  6. ABSTRACT We present the Apache Point Observatory BG40 broad-band and simultaneous Gemini r-band and i-band high-speed follow-up photometry observations and analysis of the 40.5-min period eclipsing detached double-degenerate binary SDSS J082239.54+304857.19. Our APO data spans over 318 d and includes 13 primary eclipses, from which we precisely measure the system’s orbital period and improve the time of mid-eclipse measurement. We fit the light curves for each filter individually and show that this system contains a low-mass DA white dwarf with radius RA = 0.031 ± 0.006 R⊙ and a RB = 0.013 ± 0.005 R⊙ companion at an inclination of i = 87.7 ± 0.2○. We use the best-fitting eclipsing light curve model to estimate the temperature of the secondary star as Teff = 5200 ± 100 K. Finally, while we do not record significant offsets to the expected time of mid-eclipse caused by the emission of gravitational waves with our 1-yr baseline, we show that a 3σ significant measurement of the orbital decay due to gravitational waves will be possible in 2023, at which point the eclipse will occur about 8  s earlier than expected.

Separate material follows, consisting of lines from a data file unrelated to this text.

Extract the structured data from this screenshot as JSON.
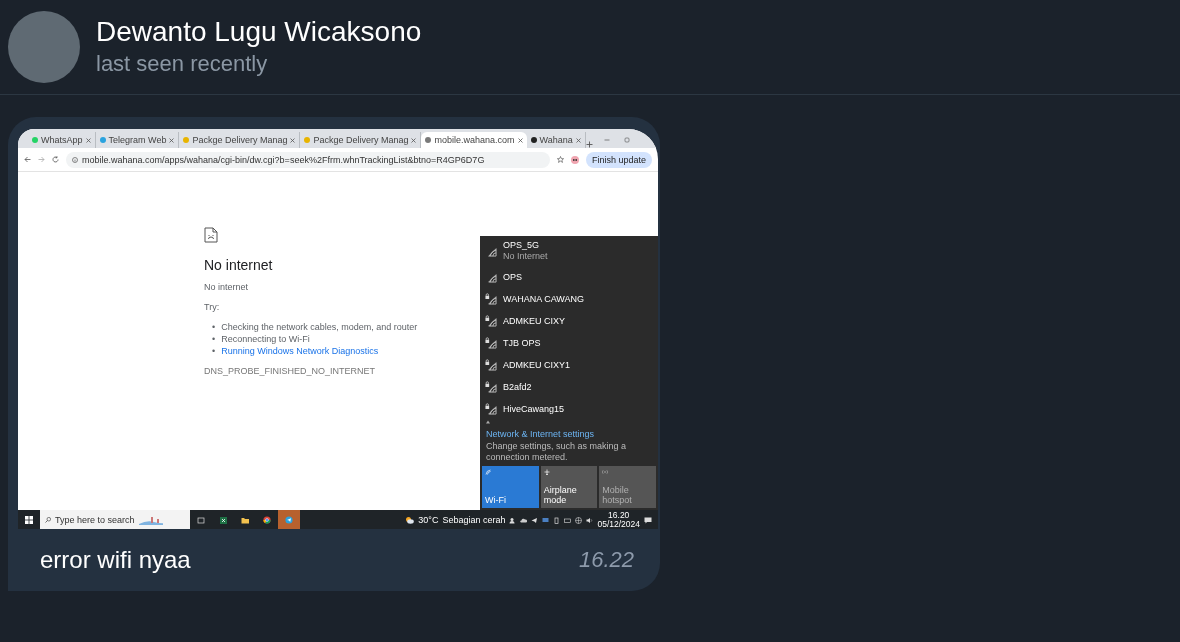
{
  "header": {
    "name": "Dewanto Lugu Wicaksono",
    "status": "last seen recently"
  },
  "message": {
    "caption": "error wifi nyaa",
    "time": "16.22",
    "screenshot": {
      "browser": {
        "tabs": [
          {
            "label": "WhatsApp",
            "selected": false,
            "color": "#25d366"
          },
          {
            "label": "Telegram Web",
            "selected": false,
            "color": "#2aa3df"
          },
          {
            "label": "Packge Delivery Manag",
            "selected": false,
            "color": "#e8b400"
          },
          {
            "label": "Packge Delivery Manag",
            "selected": false,
            "color": "#e8b400"
          },
          {
            "label": "mobile.wahana.com",
            "selected": true,
            "color": "#7a7a7a"
          },
          {
            "label": "Wahana",
            "selected": false,
            "color": "#222222"
          }
        ],
        "url": "mobile.wahana.com/apps/wahana/cgi-bin/dw.cgi?b=seek%2Ffrm.whnTrackingList&btno=R4GP6D7G",
        "update_button": "Finish update"
      },
      "error": {
        "title": "No internet",
        "subtitle": "No internet",
        "try_label": "Try:",
        "suggestions": [
          {
            "marker": "•",
            "text": "Checking the network cables, modem, and router",
            "kind": "text"
          },
          {
            "marker": "•",
            "text": "Reconnecting to Wi-Fi",
            "kind": "text"
          },
          {
            "marker": "•",
            "text": "Running Windows Network Diagnostics",
            "kind": "link"
          }
        ],
        "code": "DNS_PROBE_FINISHED_NO_INTERNET"
      },
      "wifi_panel": {
        "networks": [
          {
            "name": "OPS_5G",
            "status": "No Internet",
            "secured": false
          },
          {
            "name": "OPS",
            "secured": false
          },
          {
            "name": "WAHANA CAWANG",
            "secured": true
          },
          {
            "name": "ADMKEU CIXY",
            "secured": true
          },
          {
            "name": "TJB OPS",
            "secured": true
          },
          {
            "name": "ADMKEU CIXY1",
            "secured": true
          },
          {
            "name": "B2afd2",
            "secured": true
          },
          {
            "name": "HiveCawang15",
            "secured": true
          }
        ],
        "settings_link": "Network & Internet settings",
        "settings_hint": "Change settings, such as making a connection metered.",
        "quick_actions": [
          {
            "label": "Wi-Fi",
            "on": true,
            "disabled": false
          },
          {
            "label": "Airplane mode",
            "on": false,
            "disabled": false
          },
          {
            "label": "Mobile hotspot",
            "on": false,
            "disabled": true
          }
        ]
      },
      "taskbar": {
        "search_placeholder": "Type here to search",
        "temperature": "30°C",
        "weather": "Sebagian cerah",
        "time": "16.20",
        "date": "05/12/2024"
      }
    }
  }
}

  7. We present follow-up spectroscopy of 711 white dwarfs within 100 pc, and present a detailed model atmosphere analysis of the 100 pc white dwarf sample in the SDSS footprint. Our spectroscopic follow-up is complete for 83% of the white dwarfs hotter than 6000 K, where the atmospheric composition can be constrained reliably. We identify 1508 DA white dwarfs with pure hydrogen atmospheres. The DA mass distribution has an extremely narrow peak at $0.59~M_{\odot}$, and reveals a shoulder from relatively massive white dwarfs with $M=0.7$-$0.9~M_{\odot}$. Comparing this distribution with binary population synthesis models, we find that the contribution from single stars that form through mergers cannot explain the over-abundance of massive white dwarfs. In addition, the mass distribution of cool DAs shows a near absence of $M>1~M_{\odot}$ white dwarfs. The pile-up of 0.7-$0.9~M_{\odot}$ and the disappearance of $M>1~M_{\odot}$ white dwarfs is consistent with the effects of core crystallization. Even though the evolutionary models predict the location of the pile-up correctly, the delay from the latent heat of crystallization by itself is insufficient to create a significant pile-up, and additional cooling delays from related effects like phase separation are necessary. We also discuss the population of infrared-faint (ultracool) white dwarfs, and demonstratemore »for the first time the existence of a well defined sequence in color and magnitude. Curiously, this sequence is connected to a region in the color-magnitude diagrams where the number of helium-dominated atmosphere white dwarfs is low. This suggests that the infrared-faint white dwarfs likely have mixed H/He atmospheres.« less